Social media has critical mass to affect polls, says study

The Thane parliamentary constituency has 1.8 million registered voters. Of them, 7,50,000 exercised their franchise in 2009. Sanjeev Ganesh Naik of the NCP won the seat by a margin of 49,000 votes over his nearest rival. As he prepares to face the voters again, he will find that almost 10 times the number of voters who made a difference between his victory and defeat are now on social media. In his constituency, 4,19,000 people use Facebook. Will they allow the NCP to retain its edge, or exposed to newer forms of political communication, will they swing the other way?

A study, a copy of which is with The Hindu, has, for the first time, shown how social media can affect the results of the next Lok Sabha elections. Conducted by the IRIS Knowledge Foundation and the Internet and Mobile Association of India, the research claims that results in over 150 constituencies could be decided by ‘Facebook users, making them the newest vote-bank with the power to shape Indian politics.’

Adopting a ‘straightforward’ methodology, the research assessed the number of Facebook users in all Lok Sabha constituencies. It then measured the margin of victory in these seats. There are 160 ‘high-impact constituencies’ where the number of Facebook users exceeds the margin of victory in the last election, or constitutes 10 per cent or more of the voting population.

In 67 other ‘medium-impact constituencies’, Facebook users comprise over 5 per cent of voters. Politicians here, the study says, ‘cannot afford to ignore social media.’

The caveats

Admitting that the ‘approach may seem simple to the point of being simplistic,’ it lists out the caveats. It does not factor in whether the social media users in each constituency are active. It does not examine other factors like ‘anti-incumbency or political realignments.’ And while Facebook may be a common medium, those using it are a heterogeneous lot.

However, researchers say their limited objective is to assess the ‘clout of the social media … and if Facebook users will have an impact, if they so choose.’

The study shows that 75 of the 206 seats won by the Congress and 43 of the 144 seats where it finished second are in the high-impact constituencies.

For the BJP, this is true for 44 of the 116 seats it won and 50 of the 110 seats where it came second.One-third of the seats the leading parties won earlier could thus be affected depending on the preferences of social media users. “A well thought-out social media will not only be about retaining previously won seats, but also wresting new ones.”

The study reveals that social media use now extends to small towns, and will allow candidates to communicate with voters even as polling is on unlike traditional campaigning, which stops 48 hours in advance.

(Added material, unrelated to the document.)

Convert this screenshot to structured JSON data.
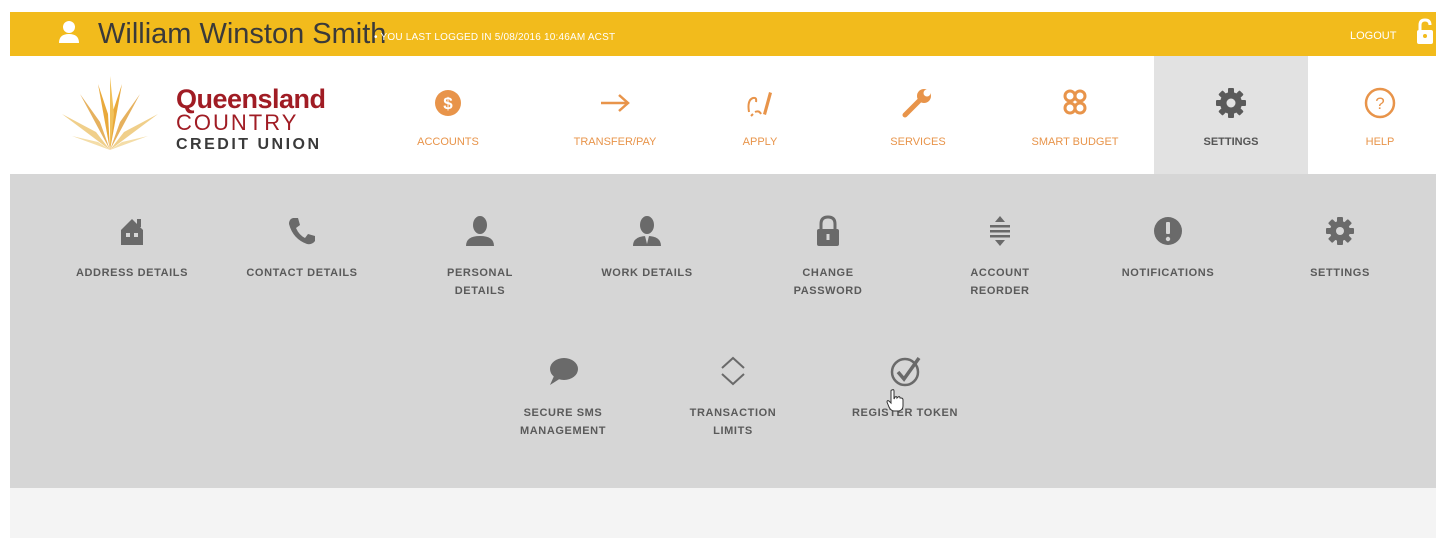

In the graphic – Vote Book - accompanying this story, Shashi Tharoor is shown to have got 1.72 million “likes.” A reader pointed out that the figure should have been about 23 thousand “likes” as reflected in Tharoor's Facebook page. The reader is right. However, the graphic was meant to cover the entire social media.